As set forth in the original indictment, it was alleged that on January 6, 2008, the Bronfman sisters wire-transferred the sum of $1,000,000 into the bank account of Johnston and Peach, a company that was owned and operated by Frank.
What the indictment doesn’t reveal is that Clare Bronfman perjured herself when she testified before the grand jury that ended up indicting Frank.
More specifically, Clare testified that she and Sara had entered into a binding contractual agreement with Frank regarding the work he was to undertake for them with regard to a real estate development project in Los Angeles, CA in which they had invested $26 million.
Clare told the grand jury that she and Sara had signed the agreement.
The lead prosecutor in the case, then-Assistant U.S. Attorney Anthony Bruce, claimed that he had a copy of the signed document – and promised to provide Frank’s attorneys with a copy of it.
The problem was that neither of the Bronfmans had ever signed any such agreement.
The bigger problem for Clare – and for which she should have been prosecuted for perjury – is that she had also sworn, under oath, in a California case involving the same real estate project, that she and Sara had NOT signed any contractual agreement with Frank.
In addition, Clare had also sworn under oath in a civil lawsuit that she and Sara initiated in 2012 against Frank that the sisters had “loaned” $1 million to Frank “without a written agreement”. That’s another perjury charge that was never brought against Clare.
And so it was that the prosecution had to drop the Bronfman-related charge against Frank in a superseding indictment that was presented to a new grand jury that was impaneled on November 3, 2017.
Because it was a new grand jury, no one on it likely knew anything about the original indictment.

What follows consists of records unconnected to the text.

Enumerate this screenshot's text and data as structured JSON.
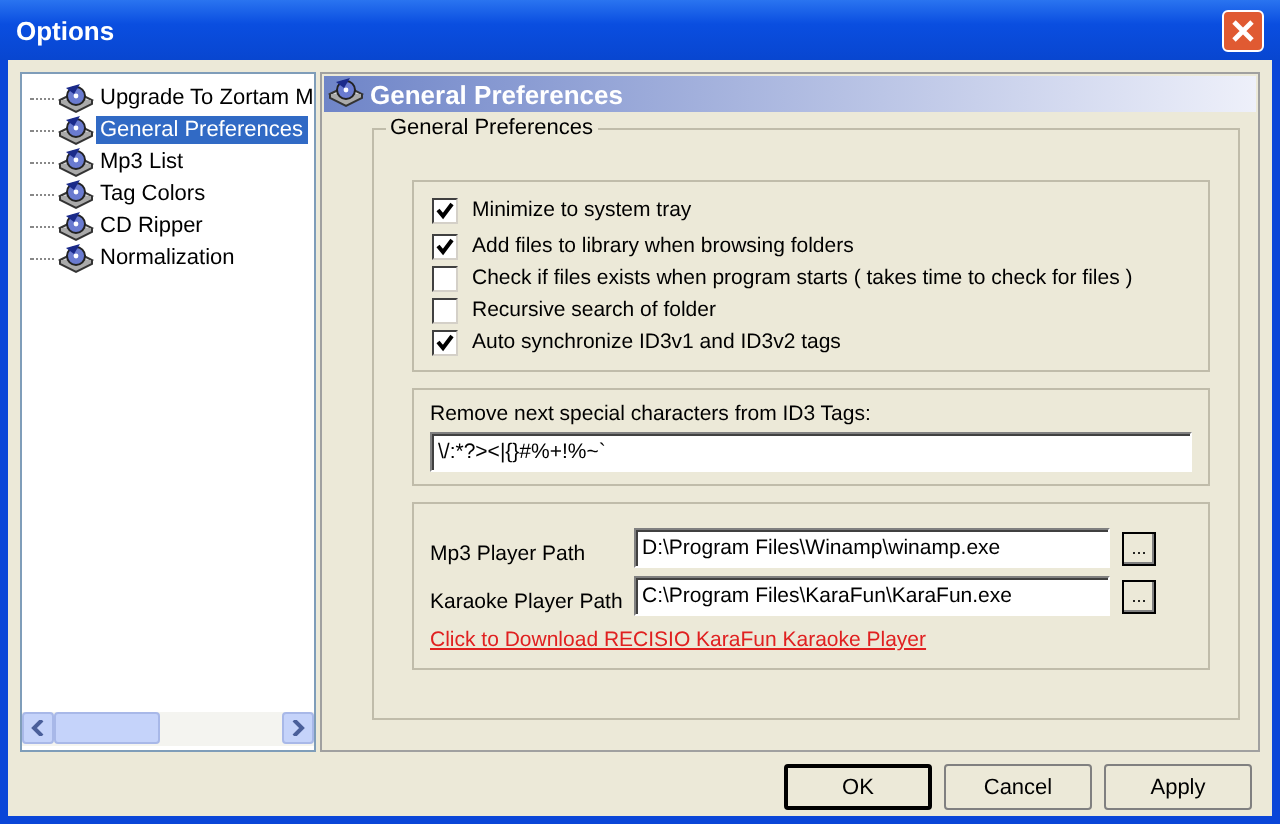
{
  "window": {
    "title": "Options"
  },
  "sidebar": {
    "items": [
      {
        "label": "Upgrade To Zortam M",
        "selected": false
      },
      {
        "label": "General Preferences",
        "selected": true
      },
      {
        "label": "Mp3 List",
        "selected": false
      },
      {
        "label": "Tag Colors",
        "selected": false
      },
      {
        "label": "CD Ripper",
        "selected": false
      },
      {
        "label": "Normalization",
        "selected": false
      }
    ]
  },
  "panel": {
    "header": "General Preferences",
    "group_title": "General Preferences",
    "options": [
      {
        "label": "Minimize to system tray",
        "checked": true
      },
      {
        "label": "Add files to library when browsing folders",
        "checked": true
      },
      {
        "label": "Check if files exists when program starts ( takes time to check for files )",
        "checked": false
      },
      {
        "label": "Recursive search of folder",
        "checked": false
      },
      {
        "label": "Auto synchronize ID3v1 and ID3v2 tags",
        "checked": true
      }
    ],
    "special_chars": {
      "label": "Remove next special characters from ID3 Tags:",
      "value": "\\/:*?><|{}#%+!%~`"
    },
    "paths": [
      {
        "label": "Mp3 Player Path",
        "value": "D:\\Program Files\\Winamp\\winamp.exe",
        "browse": "..."
      },
      {
        "label": "Karaoke Player Path",
        "value": "C:\\Program Files\\KaraFun\\KaraFun.exe",
        "browse": "..."
      }
    ],
    "link": "Click to Download RECISIO KaraFun Karaoke Player"
  },
  "buttons": [
    {
      "label": "OK",
      "default": true
    },
    {
      "label": "Cancel",
      "default": false
    },
    {
      "label": "Apply",
      "default": false
    }
  ]
}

And it is extremely unlikely that the prosecution mentioned anything about the fact that it had wrongly charged Frank with a crime related to his business dealings with the Bronfmans.
The new grand jury issued a superseding indictment that was filed on May 23, 2018 – just a couple of months AFTER Keith Raniere was indicted and a couple of months BEFORE Clare Bronfman was indicted in the Eastern District of New York.
The new indictment against Frank – which contains eighteen counts – entirely omits any reference to Frank’s dealings with the Bronfman sisters.
To offset that, however, it also contains more allegations concerning the same activities that were included in the original indictment – which amounts to nothing more than additional crime stacking.
More To Follow On U.S. v. Parlato Et Al
Many more facts will emerge as we dive deeper into the pending charges against Frank.
But one thing that will never change is Frank’s insistence that he has not committed any crimes.
It has already been proven that the original basis for launching an investigation into Frank’s businesses – that he had defrauded the Bronfman sisters – was based on Clare Bronfman’s perjured testimony before a federal grand jury.
Had Clare not made her fallacious allegation, it is quite possible that Frank’s business dealings would never have been investigated.
And so it is that Frank is still facing eighteen felony charges – and, as currently scheduled, will go to trial on May 19, 2020.
As Frank said, “Now we shall go to trial and I will have my chance at last to establish my innocence. The prosecution, in prepping for this case, will soon have to examine the ‘evidence’ of this case that AUSA Anthony Bruce left them with. Then they will understand they have no case, that this was all manufactured to please the Bronfmans and possibly others. It might have worked.
“Normally people who are indicted take a plea deal. But I will never take a plea deal admitting to something I never did – even if the penalty is ZERO. The reason for that is that I cannot in good conscience enable this corrupt system of overcharging or falsely charging people knowing they won’t risk trial and will take a plea deal, even to something they did not do.
“As Americans, we have a tradition of standing up to oppression. That even includes the government even if it has the Orwellian name of ‘the Department of Justice.’”